What an interesting week.
Last Thursday-Saturday I attended the Associated Writing Programs conference in DC. I enjoyed it far more than I expected to–attended a great panel on form and the novel, participated in one on Narratives of Immigration and Displacement with my dear friends David Odhiambo and Ranjan Adiga and my new friend Snezana Zabic. Thanks to the SCROTUS, our panel was suddenly far more topical than we’d expected, so even though there was a White House protest going on at the same time, the turnout was decent. I felt a little funny about being the one panelist who was born in the US, but I focused on exile as a sort of spiritual or psychological condition, one I’ve been afflicted with forever and which probably has something to do with my being a writer in the first place. My first line: “I’ve been living in exile for thirty-nine years now, about half of them away from home.” I also spent an awful lot of time at the book fair making new friends.
This Wednesday evening, I attended a roundtable meeting with about twenty other teachers from the Philly area. We met at the Friends Central Lower School and learned about their “Light Lab,” a sort of Maker space consisting of four separate areas: 1) Fabrication (wood, 3-D printing, etc.), 2) Science (greenhouse), 3) Media and computing (green screen, computers, full-fledged recording studio), and 4) Design (art studio). Until last night, I’d thought of Maker spaces narrowly as just the fabrication part, so it was neat to have my assumptions exploded like that.
Finally, I visited the Writing Center at my undergrad alma mater, Saint Joseph’s University.
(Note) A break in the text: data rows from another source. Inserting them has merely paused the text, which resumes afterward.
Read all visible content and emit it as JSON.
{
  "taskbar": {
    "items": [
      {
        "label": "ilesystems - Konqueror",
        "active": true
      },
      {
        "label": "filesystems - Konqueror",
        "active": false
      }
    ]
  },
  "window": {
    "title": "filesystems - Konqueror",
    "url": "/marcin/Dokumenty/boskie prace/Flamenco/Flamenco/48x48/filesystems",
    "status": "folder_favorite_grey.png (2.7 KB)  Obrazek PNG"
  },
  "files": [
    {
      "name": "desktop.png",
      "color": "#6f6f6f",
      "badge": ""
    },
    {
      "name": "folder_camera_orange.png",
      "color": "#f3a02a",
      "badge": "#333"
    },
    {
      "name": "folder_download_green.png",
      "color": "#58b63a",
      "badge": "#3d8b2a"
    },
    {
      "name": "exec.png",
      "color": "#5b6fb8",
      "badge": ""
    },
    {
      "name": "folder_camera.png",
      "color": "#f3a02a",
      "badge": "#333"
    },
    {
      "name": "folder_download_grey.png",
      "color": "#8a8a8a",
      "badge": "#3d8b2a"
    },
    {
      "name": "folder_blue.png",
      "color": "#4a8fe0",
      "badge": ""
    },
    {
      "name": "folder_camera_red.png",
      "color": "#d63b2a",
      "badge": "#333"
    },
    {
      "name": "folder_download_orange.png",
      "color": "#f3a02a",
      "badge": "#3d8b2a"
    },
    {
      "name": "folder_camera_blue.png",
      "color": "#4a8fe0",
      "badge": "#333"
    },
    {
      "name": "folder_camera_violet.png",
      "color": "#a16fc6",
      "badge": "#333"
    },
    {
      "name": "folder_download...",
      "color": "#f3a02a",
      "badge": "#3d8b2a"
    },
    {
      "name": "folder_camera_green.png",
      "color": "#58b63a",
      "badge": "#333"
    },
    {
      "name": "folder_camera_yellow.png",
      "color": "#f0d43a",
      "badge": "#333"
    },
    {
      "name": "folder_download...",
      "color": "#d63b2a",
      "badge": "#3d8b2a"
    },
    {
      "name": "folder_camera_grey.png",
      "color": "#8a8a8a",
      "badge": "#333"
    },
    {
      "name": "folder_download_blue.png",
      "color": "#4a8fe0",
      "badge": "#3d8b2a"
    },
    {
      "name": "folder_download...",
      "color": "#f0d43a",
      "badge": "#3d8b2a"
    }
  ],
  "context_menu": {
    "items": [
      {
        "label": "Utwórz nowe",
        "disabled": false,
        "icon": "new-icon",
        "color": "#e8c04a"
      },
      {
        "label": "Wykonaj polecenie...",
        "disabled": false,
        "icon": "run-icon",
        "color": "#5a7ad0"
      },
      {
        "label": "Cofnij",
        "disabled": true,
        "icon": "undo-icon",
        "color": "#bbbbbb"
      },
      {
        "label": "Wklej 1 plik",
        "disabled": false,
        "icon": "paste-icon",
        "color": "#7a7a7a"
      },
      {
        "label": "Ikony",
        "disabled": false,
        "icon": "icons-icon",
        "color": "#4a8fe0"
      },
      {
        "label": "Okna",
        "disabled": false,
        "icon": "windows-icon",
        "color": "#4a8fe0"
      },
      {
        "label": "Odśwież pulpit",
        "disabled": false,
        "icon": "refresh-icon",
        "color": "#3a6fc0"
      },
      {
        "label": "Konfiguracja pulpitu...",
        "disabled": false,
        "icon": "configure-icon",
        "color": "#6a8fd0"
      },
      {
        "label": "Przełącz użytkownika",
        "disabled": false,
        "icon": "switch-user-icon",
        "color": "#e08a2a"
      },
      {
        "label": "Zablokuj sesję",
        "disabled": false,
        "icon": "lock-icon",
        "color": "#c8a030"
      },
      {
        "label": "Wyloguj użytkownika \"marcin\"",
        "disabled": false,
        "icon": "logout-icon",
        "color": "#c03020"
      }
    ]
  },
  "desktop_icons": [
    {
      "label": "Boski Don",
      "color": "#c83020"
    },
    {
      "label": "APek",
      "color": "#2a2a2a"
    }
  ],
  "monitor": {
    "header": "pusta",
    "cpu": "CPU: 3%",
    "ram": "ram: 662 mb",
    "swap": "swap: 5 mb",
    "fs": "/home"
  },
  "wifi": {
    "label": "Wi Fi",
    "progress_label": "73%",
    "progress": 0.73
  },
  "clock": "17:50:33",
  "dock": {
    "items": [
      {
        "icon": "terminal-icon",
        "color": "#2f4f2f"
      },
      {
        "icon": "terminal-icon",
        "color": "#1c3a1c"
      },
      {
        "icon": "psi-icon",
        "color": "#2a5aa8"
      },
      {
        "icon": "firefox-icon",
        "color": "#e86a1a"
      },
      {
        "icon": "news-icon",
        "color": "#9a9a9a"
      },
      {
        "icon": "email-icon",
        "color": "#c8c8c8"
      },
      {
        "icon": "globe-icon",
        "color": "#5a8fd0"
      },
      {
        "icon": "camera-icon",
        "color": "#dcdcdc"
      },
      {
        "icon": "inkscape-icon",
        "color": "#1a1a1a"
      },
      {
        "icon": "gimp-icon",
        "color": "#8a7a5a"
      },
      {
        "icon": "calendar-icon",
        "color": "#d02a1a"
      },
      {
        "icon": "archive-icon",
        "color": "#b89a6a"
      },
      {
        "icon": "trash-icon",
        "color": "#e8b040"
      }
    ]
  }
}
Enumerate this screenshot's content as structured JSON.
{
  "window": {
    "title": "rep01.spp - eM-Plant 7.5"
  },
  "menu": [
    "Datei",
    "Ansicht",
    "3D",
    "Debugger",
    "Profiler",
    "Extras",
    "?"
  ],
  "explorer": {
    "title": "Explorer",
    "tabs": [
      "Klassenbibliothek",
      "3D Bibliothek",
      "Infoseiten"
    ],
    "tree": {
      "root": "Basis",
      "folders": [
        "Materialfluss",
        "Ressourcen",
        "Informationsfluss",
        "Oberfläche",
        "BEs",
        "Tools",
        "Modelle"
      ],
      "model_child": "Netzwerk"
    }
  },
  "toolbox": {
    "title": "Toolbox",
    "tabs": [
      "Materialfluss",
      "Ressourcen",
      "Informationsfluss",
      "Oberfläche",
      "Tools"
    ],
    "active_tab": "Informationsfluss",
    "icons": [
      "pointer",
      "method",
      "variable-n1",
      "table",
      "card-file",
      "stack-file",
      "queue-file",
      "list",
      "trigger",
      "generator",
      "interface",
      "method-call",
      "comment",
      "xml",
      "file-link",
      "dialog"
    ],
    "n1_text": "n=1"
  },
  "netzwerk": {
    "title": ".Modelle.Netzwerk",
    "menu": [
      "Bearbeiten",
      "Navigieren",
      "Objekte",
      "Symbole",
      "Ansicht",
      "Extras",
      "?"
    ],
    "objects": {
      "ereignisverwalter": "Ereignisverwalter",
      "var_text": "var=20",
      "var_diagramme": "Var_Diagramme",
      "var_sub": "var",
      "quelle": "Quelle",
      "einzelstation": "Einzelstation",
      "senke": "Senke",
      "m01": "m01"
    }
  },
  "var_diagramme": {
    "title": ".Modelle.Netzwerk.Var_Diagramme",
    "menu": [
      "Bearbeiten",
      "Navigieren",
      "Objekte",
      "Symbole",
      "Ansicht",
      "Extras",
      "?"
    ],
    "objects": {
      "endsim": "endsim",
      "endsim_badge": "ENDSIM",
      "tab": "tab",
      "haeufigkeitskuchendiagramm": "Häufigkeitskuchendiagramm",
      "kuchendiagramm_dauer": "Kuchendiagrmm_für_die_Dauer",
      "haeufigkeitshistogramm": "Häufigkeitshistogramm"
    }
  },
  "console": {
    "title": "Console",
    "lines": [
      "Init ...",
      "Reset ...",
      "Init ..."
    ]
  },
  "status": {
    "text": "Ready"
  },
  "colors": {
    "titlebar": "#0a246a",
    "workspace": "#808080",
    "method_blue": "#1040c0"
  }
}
They’ve got a great space, with a lounge-type area where students can go to write (some writing centers, counterintuitively enough, provide no such spaces) and then another room where students can go for peer revision, etc.
Art abounds, and the walls are decorated with (repurposed) book art, which I thought was cool.
They also have this learning commons-type area right outside, with a proper cafe, where students study, write, and cavort. etc.
Dr. Jenny Spinner, who runs the show, is clearly doing good work. Every student mentor is trained in a semester-long class. One of their final projects involves suggesting a way the center might be improved, and she subsequently implements many of them. She also maintains a website for the writing center with nice little flourishes like six-word memoirs to introduce each of the tutors. For scheduling and such, they use software called WCOnline, which I take it is pretty common. It’s $715/year, and I wonder if it’s something we at Punahou should consider. So far, I think, we’ve been making do with Google freeware, but Jenny insisted that WCOnline is worth the money.